--- Input Enclosed Below ---
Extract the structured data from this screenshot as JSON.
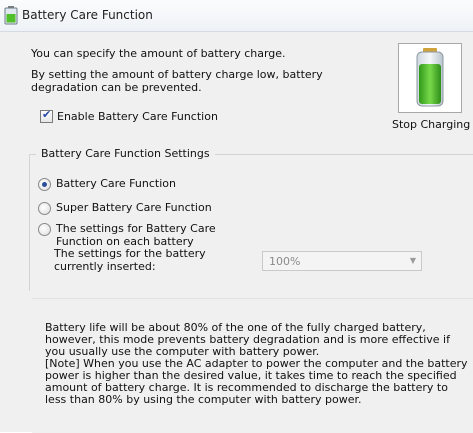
{
  "window": {
    "title": "Battery Care Function"
  },
  "intro": {
    "line1": "You can specify the amount of battery charge.",
    "line2": "By setting the amount of battery charge low, battery degradation can be prevented."
  },
  "enable": {
    "label": "Enable Battery Care Function",
    "checked": true
  },
  "battery_panel": {
    "caption": "Stop Charging",
    "icon": "battery-icon",
    "charge_fraction": 0.8
  },
  "settings": {
    "group_label": "Battery Care Function Settings",
    "options": [
      {
        "label": "Battery Care Function",
        "selected": true
      },
      {
        "label": "Super Battery Care Function",
        "selected": false
      },
      {
        "label": "The settings for Battery Care Function on each battery",
        "selected": false
      }
    ],
    "sub_label": "The settings for the battery currently inserted:",
    "dropdown_value": "100%"
  },
  "note": {
    "paragraph1": "Battery life will be about 80% of the one of the fully charged battery, however, this mode prevents battery degradation and is more effective if you usually use the computer with battery power.",
    "paragraph2": "[Note] When you use the AC adapter to power the computer and the battery power is higher than the desired value, it takes time to reach the specified amount of battery charge. It is recommended to discharge the battery to less than 80% by using the computer with battery power."
  },
  "colors": {
    "battery_green": "#4fbf2a",
    "accent": "#2b4e9a"
  }
}
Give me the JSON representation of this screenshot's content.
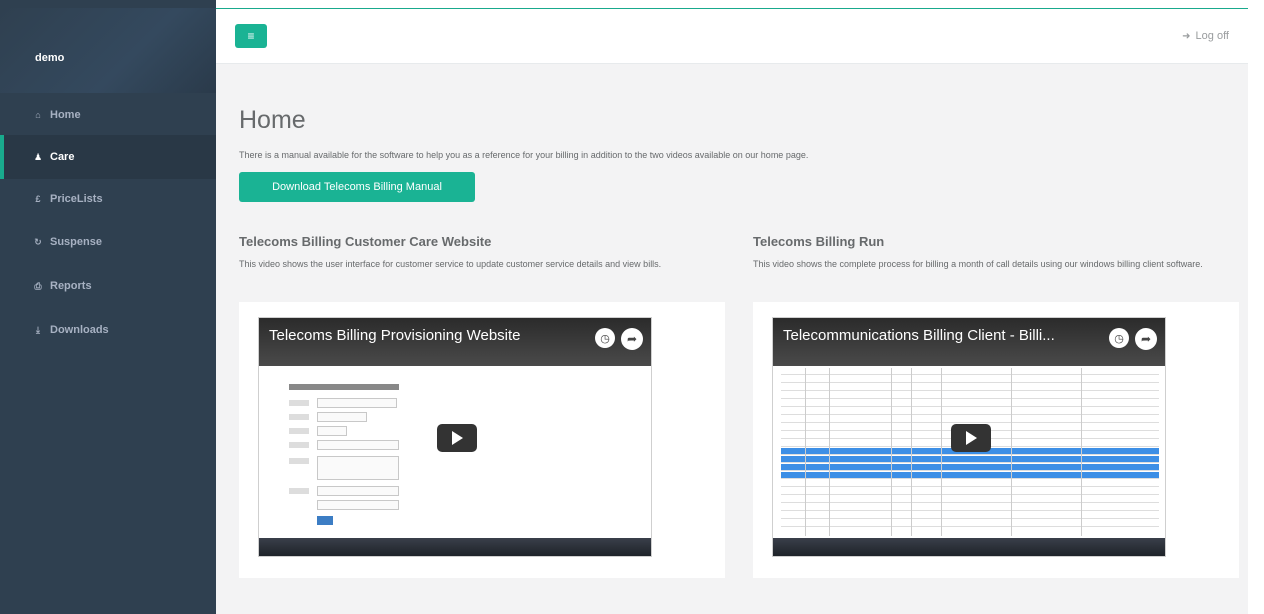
{
  "app": {
    "brand": "demo"
  },
  "sidebar": {
    "items": [
      {
        "label": "Home",
        "icon": "home-icon",
        "glyph": "⌂",
        "active": false
      },
      {
        "label": "Care",
        "icon": "user-icon",
        "glyph": "♟",
        "active": true
      },
      {
        "label": "PriceLists",
        "icon": "pound-icon",
        "glyph": "£",
        "active": false
      },
      {
        "label": "Suspense",
        "icon": "refresh-icon",
        "glyph": "↻",
        "active": false
      },
      {
        "label": "Reports",
        "icon": "print-icon",
        "glyph": "⎙",
        "active": false
      },
      {
        "label": "Downloads",
        "icon": "download-icon",
        "glyph": "⤓",
        "active": false
      }
    ]
  },
  "topbar": {
    "menu_glyph": "≡",
    "logoff_label": "Log off"
  },
  "main": {
    "title": "Home",
    "intro": "There is a manual available for the software to help you as a reference for your billing in addition to the two videos available on our home page.",
    "download_button": "Download Telecoms Billing Manual",
    "videos": [
      {
        "heading": "Telecoms Billing Customer Care Website",
        "description": "This video shows the user interface for customer service to update customer service details and view bills.",
        "player_title": "Telecoms Billing Provisioning Website"
      },
      {
        "heading": "Telecoms Billing Run",
        "description": "This video shows the complete process for billing a month of call details using our windows billing client software.",
        "player_title": "Telecommunications Billing Client - Billi..."
      }
    ]
  },
  "colors": {
    "accent": "#1ab394",
    "sidebar": "#2f4050",
    "background": "#f3f3f4"
  }
}
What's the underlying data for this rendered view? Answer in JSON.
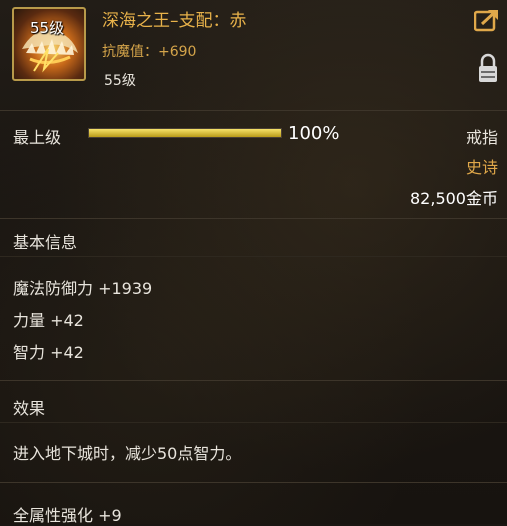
{
  "item": {
    "icon_level": "55级",
    "name": "深海之王–支配：赤",
    "resistance": "抗魔值：+690",
    "required_level": "55级"
  },
  "upgrade": {
    "label": "最上级",
    "progress": 1.0,
    "percent_text": "100%"
  },
  "meta": {
    "slot": "戒指",
    "rarity": "史诗",
    "price": "82,500金币",
    "rarity_color": "#e0a84a",
    "name_color": "#e8b24a"
  },
  "basic_info": {
    "title": "基本信息",
    "stats": [
      "魔法防御力 +1939",
      "力量 +42",
      "智力 +42"
    ]
  },
  "effect": {
    "title": "效果",
    "text": "进入地下城时，减少50点智力。",
    "enhance": "全属性强化 +9"
  },
  "icons": {
    "share": "share-icon",
    "lock": "lock-icon"
  }
}
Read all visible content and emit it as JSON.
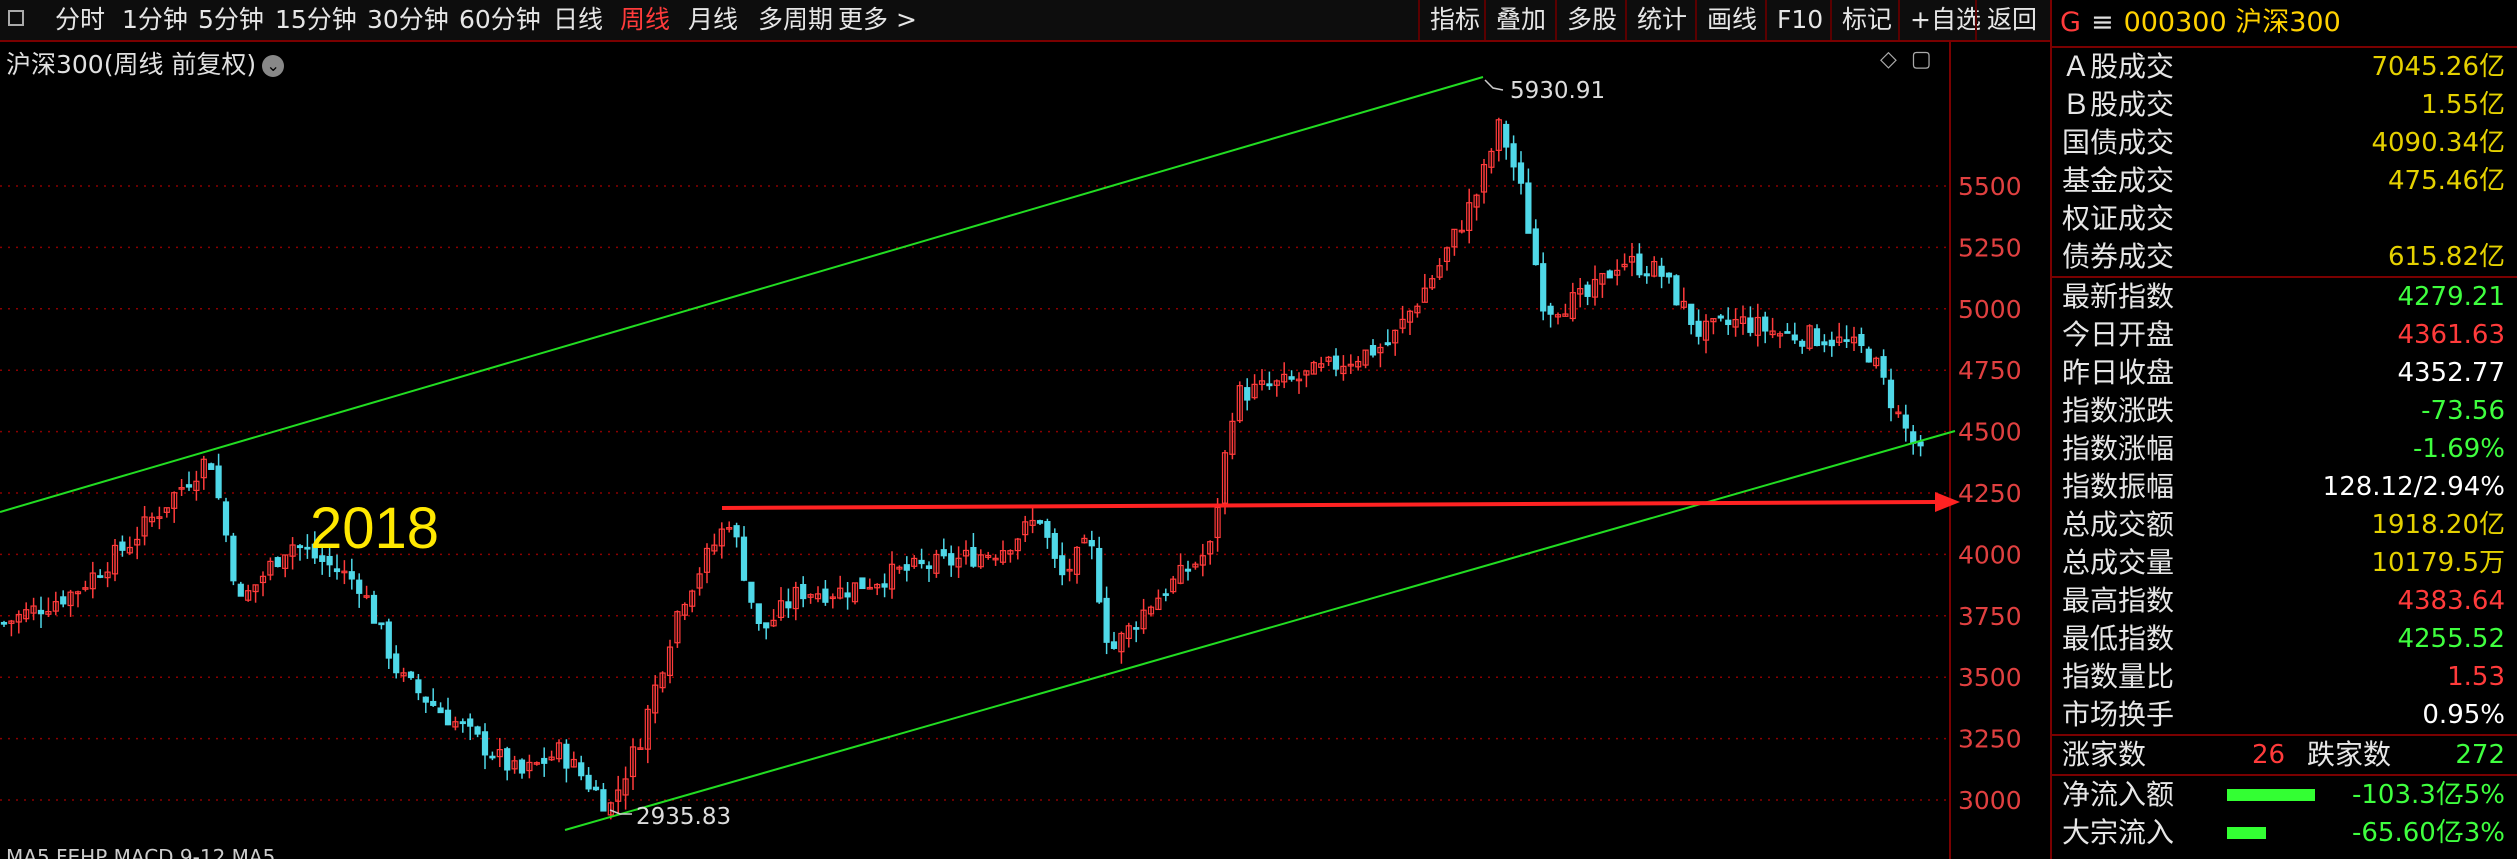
{
  "toolbar": {
    "left_items": [
      {
        "label": "分时",
        "active": false
      },
      {
        "label": "1分钟",
        "active": false
      },
      {
        "label": "5分钟",
        "active": false
      },
      {
        "label": "15分钟",
        "active": false
      },
      {
        "label": "30分钟",
        "active": false
      },
      {
        "label": "60分钟",
        "active": false
      },
      {
        "label": "日线",
        "active": false
      },
      {
        "label": "周线",
        "active": true
      },
      {
        "label": "月线",
        "active": false
      },
      {
        "label": "多周期",
        "active": false
      },
      {
        "label": "更多 >",
        "active": false
      }
    ],
    "right_items": [
      "指标",
      "叠加",
      "多股",
      "统计",
      "画线",
      "F10",
      "标记",
      "+自选",
      "返回"
    ]
  },
  "chart": {
    "title": "沪深300(周线 前复权)",
    "annotation_year": "2018",
    "high_label": "5930.91",
    "low_label": "2935.83",
    "bottom_indicator_text": "MA5 FEHP MACD 9-12 MA5",
    "colors": {
      "up": "#ff3b3b",
      "down": "#4fd8e8",
      "channel": "#22dd22",
      "support": "#ff2222",
      "grid": "#8b0000",
      "axis_text": "#e04040"
    }
  },
  "chart_data": {
    "type": "candlestick",
    "y_axis_ticks": [
      3000,
      3250,
      3500,
      3750,
      4000,
      4250,
      4500,
      4750,
      5000,
      5250,
      5500
    ],
    "ylim": [
      2900,
      6000
    ],
    "annotations": [
      {
        "text": "5930.91",
        "value": 5930.91
      },
      {
        "text": "2935.83",
        "value": 2935.83
      },
      {
        "text": "2018"
      }
    ],
    "support_level": 4200
  },
  "panel": {
    "header": {
      "prefix": "G",
      "eq": "≡",
      "code": "000300",
      "name": "沪深300"
    },
    "rows": [
      {
        "label": "Ａ股成交",
        "value": "7045.26亿",
        "color": "yellow"
      },
      {
        "label": "Ｂ股成交",
        "value": "1.55亿",
        "color": "yellow"
      },
      {
        "label": "国债成交",
        "value": "4090.34亿",
        "color": "yellow"
      },
      {
        "label": "基金成交",
        "value": "475.46亿",
        "color": "yellow"
      },
      {
        "label": "权证成交",
        "value": "",
        "color": "yellow"
      },
      {
        "label": "债券成交",
        "value": "615.82亿",
        "color": "yellow"
      }
    ],
    "rows2": [
      {
        "label": "最新指数",
        "value": "4279.21",
        "color": "green"
      },
      {
        "label": "今日开盘",
        "value": "4361.63",
        "color": "red"
      },
      {
        "label": "昨日收盘",
        "value": "4352.77",
        "color": "white"
      },
      {
        "label": "指数涨跌",
        "value": "-73.56",
        "color": "green"
      },
      {
        "label": "指数涨幅",
        "value": "-1.69%",
        "color": "green"
      },
      {
        "label": "指数振幅",
        "value": "128.12/2.94%",
        "color": "white"
      },
      {
        "label": "总成交额",
        "value": "1918.20亿",
        "color": "yellow"
      },
      {
        "label": "总成交量",
        "value": "10179.5万",
        "color": "yellow"
      },
      {
        "label": "最高指数",
        "value": "4383.64",
        "color": "red"
      },
      {
        "label": "最低指数",
        "value": "4255.52",
        "color": "green"
      },
      {
        "label": "指数量比",
        "value": "1.53",
        "color": "red"
      },
      {
        "label": "市场换手",
        "value": "0.95%",
        "color": "white"
      }
    ],
    "adv_dec": {
      "up_label": "涨家数",
      "up_value": "26",
      "down_label": "跌家数",
      "down_value": "272"
    },
    "flows": [
      {
        "label": "净流入额",
        "value": "-103.3亿",
        "pct": "-5%",
        "fill": 0.8
      },
      {
        "label": "大宗流入",
        "value": "-65.60亿",
        "pct": "-3%",
        "fill": 0.35
      }
    ]
  }
}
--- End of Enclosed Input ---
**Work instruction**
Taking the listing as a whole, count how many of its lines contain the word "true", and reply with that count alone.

**Task response**
4